Recent fears that the nation's high schools turn out "thousands, even millions" of graduates who cannot read well enough to cope with such everyday items as insurance policies and application blanks are not supported by facts, a University of Michigan researcher has concluded.

The issue is big in educational circles. An official of the National Institute of Education, Thomas G. Sticht, said fears of functionally illiterate graduates have prompted more than half the states to consider laws requiring schools to teach a minimum level of reading competency.

In a study paid for by NIE but not yet made public, graduate student Donald L. Fisher concludes schools do give effective reading instruction to most students.

Those who are functionally illiterate, he concludes, are ". . . a small but clearly indentifiable population: Those students who have failed to be promoted along with their age group."

"While the evidence that high school graduates are often functionally illiterate seems a bit thin," Fisher concludes, "the evidence that students who fail to graduate from high school constitute the bulk of the illiterates is much stronger. This is as true today as it was 50 years ago."

Fisher reached his conclusions after examining six research surveys taken the first half of this decade, which concluded that anywhere from 2 to 13 percent of adults with a 12th grade education were functionally illiterate.

Sticht said Fisher's study is ". . . the most important analysis of those (surveys) that's been done up to date." Fisher began his analysis in 1975 as an intern at NIE, Sticht said.

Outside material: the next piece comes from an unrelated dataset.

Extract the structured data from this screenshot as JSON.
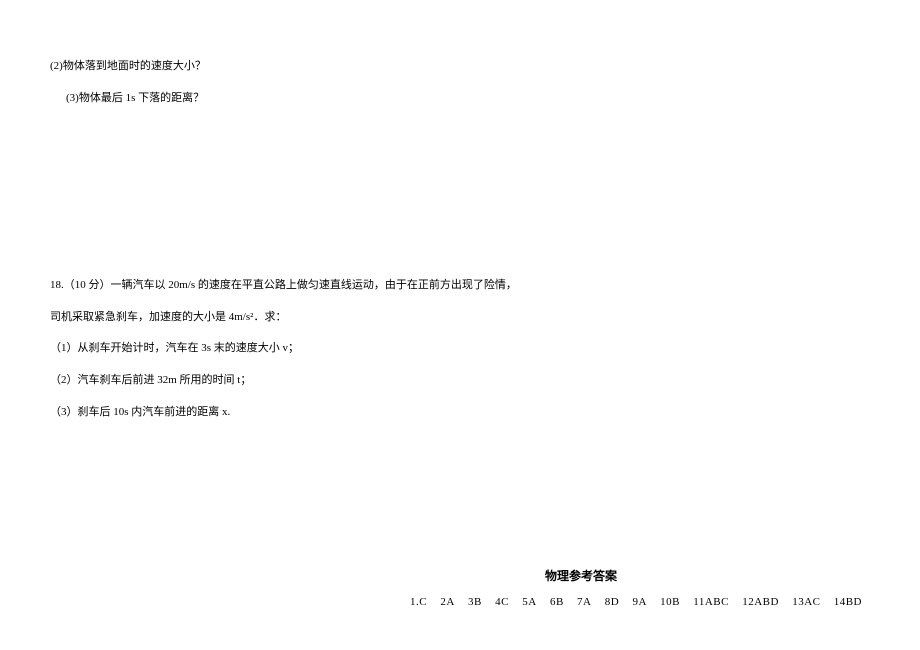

According to Fisher's study, one of the surveys he examined, done in 1970, concluded that "more than 50 million adults are functionally illiterate." A 1970 survey by pollster Louis Harris "identified 18 million adults as having less-than-adequate reading skills."

In 1973, an Educational Testing Service study reported that "significant numbers of adults could not understand items like those encountered in a fairly regular basis . . . Train and bus schedules and directions for using household products proved especially difficult."

The problem was examined in a different way by a 1975 test of 17-year-olds still in school, Fisher reported. It found that:

"When given an automobile insurance policy, 83 percent of the sample were unable to determine correctly the maximum amount that the policy would pay if the driver injured another person . . ."

"When given an application blank with instructions for enrolling in a book club, 56 percent of the sample were unable to determine correctly the amount of money the applicant should send with the order for the books.

"When given a replica of a traffic ticket, 54 percent of the sample could not determine correctly the last day on which the fine could be paid."

In his analysis, Fisher argues the surveys misapply the term "functional literacy," and that errors or "fatigue on the part of the test taker" inflate the number of illiterates.

He notes that all the surveys classified between 5 and 14 percent of the professional-managerial population as functionally illiterate.

"Surely one would want to conclude that the functional literacy label had been applied inappropriately to individuals in the professional-managerial class," he writes.

"Even if a significant proportion of this class in fact have difficulty reading, this problem has not held them back as indicated by their occupations. Their illiteracy does not hinder their functioning. Hence the label is misapplied."

Fisher also assumed that a similar or greater labeling error took place in all other occupational categories the surveys covered.

Once new percentages are worked out, taking mislabeling into account, ". . . we might well conclude that high school illiterates, almost to a person, are all mislabeled," he said.